* What this task involves
Show each line of the listing in which the word "icon" occurs.

* Extracted data
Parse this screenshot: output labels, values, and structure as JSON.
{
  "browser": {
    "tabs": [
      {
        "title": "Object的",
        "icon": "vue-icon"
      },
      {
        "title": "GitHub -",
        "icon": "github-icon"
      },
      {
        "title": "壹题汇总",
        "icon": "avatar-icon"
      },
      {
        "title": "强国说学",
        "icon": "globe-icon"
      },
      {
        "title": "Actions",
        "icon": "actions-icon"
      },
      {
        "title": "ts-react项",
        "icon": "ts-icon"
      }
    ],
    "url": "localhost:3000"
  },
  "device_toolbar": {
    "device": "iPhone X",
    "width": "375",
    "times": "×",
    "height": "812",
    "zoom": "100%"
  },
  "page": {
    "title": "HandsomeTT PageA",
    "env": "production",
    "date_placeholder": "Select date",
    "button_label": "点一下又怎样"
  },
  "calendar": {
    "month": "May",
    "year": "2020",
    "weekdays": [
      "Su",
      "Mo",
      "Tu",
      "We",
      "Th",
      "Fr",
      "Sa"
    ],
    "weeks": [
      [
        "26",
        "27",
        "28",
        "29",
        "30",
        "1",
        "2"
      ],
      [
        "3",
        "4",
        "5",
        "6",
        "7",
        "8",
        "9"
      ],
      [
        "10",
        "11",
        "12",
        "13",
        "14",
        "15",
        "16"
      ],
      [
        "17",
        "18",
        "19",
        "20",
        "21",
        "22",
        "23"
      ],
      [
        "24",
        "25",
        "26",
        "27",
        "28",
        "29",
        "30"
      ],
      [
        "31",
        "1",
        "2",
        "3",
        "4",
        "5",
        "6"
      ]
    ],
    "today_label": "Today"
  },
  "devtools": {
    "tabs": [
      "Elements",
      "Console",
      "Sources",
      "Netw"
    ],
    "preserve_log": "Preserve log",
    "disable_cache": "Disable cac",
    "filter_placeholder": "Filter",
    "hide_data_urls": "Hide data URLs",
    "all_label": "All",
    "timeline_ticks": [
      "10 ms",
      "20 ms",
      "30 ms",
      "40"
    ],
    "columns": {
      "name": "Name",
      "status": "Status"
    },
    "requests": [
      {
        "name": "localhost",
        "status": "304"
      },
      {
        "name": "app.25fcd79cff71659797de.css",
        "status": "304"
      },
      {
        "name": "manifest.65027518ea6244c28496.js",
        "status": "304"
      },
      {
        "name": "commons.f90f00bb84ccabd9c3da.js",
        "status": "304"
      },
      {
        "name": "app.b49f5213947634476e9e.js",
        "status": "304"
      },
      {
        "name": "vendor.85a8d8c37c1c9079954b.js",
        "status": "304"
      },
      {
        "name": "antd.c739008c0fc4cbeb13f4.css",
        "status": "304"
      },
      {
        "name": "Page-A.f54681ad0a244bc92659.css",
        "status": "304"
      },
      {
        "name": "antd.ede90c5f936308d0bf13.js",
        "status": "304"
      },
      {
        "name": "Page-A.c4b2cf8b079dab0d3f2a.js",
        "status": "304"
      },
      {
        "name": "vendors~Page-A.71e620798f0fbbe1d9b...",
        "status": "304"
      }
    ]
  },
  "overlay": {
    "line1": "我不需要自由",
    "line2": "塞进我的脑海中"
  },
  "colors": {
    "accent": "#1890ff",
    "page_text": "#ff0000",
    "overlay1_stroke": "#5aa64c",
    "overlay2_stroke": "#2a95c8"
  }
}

* Result
        "icon": "vue-icon"
        "icon": "github-icon"
        "icon": "avatar-icon"
        "icon": "globe-icon"
        "icon": "actions-icon"
        "icon": "ts-icon"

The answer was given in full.